▶ _EXERCISE DIRECTIONS_:
Find every line in the listing below that includes the word "print", then give only how many there are.

-------------------------

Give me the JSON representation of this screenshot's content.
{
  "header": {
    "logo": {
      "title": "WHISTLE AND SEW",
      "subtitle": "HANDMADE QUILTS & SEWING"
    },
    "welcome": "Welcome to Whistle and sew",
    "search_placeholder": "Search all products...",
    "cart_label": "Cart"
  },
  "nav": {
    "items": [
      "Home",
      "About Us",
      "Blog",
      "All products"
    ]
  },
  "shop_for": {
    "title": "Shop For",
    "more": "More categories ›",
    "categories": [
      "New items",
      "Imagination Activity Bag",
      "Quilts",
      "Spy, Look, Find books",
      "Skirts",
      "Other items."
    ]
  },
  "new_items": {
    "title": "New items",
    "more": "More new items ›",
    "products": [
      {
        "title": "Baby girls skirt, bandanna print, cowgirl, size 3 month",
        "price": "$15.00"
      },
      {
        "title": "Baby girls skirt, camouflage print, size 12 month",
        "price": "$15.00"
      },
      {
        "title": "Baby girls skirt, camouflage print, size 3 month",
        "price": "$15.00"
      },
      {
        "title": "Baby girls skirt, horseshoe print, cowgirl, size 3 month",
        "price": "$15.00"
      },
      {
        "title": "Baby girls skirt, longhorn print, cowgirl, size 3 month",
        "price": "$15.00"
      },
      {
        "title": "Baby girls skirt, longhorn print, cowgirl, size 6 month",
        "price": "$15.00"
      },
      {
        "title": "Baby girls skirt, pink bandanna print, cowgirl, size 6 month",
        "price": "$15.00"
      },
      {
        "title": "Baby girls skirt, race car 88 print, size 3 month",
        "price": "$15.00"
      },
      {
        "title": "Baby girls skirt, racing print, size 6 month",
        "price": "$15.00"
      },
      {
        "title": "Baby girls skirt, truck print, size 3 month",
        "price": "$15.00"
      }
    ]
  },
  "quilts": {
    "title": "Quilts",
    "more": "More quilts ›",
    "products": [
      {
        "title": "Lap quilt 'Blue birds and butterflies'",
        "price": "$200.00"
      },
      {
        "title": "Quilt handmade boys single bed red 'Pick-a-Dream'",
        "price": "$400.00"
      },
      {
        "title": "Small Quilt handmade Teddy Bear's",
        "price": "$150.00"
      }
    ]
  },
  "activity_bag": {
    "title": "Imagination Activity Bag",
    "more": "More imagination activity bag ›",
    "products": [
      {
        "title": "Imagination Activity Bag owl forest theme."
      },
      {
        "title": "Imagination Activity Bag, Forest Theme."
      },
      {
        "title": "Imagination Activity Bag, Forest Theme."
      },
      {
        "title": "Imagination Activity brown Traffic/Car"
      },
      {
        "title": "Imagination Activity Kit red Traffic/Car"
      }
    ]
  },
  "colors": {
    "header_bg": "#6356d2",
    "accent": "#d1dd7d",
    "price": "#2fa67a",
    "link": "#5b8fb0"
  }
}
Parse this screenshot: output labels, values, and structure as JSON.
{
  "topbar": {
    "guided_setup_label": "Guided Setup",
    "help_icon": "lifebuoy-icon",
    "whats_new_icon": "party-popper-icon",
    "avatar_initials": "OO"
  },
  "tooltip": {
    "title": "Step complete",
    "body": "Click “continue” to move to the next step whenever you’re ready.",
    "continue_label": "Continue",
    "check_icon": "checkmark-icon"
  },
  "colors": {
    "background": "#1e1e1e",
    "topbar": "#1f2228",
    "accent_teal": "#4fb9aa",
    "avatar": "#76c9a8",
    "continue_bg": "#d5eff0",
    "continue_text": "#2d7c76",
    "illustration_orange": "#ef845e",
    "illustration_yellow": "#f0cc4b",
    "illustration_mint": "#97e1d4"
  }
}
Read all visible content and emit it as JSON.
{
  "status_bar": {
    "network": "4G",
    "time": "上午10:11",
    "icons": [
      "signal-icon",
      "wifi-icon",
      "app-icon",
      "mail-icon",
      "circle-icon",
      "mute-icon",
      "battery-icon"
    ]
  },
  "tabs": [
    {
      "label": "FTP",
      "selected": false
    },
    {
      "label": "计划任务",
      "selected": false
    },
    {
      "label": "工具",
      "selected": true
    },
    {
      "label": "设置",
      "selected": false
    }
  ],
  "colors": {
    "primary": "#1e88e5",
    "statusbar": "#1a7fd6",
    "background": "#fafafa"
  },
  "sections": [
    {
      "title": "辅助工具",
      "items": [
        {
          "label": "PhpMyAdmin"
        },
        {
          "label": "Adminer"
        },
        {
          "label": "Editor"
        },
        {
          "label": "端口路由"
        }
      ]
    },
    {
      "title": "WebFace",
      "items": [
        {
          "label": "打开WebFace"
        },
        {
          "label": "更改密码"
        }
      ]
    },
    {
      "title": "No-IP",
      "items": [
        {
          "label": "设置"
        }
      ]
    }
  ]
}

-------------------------

▶ _ANSWER SECTION_:
10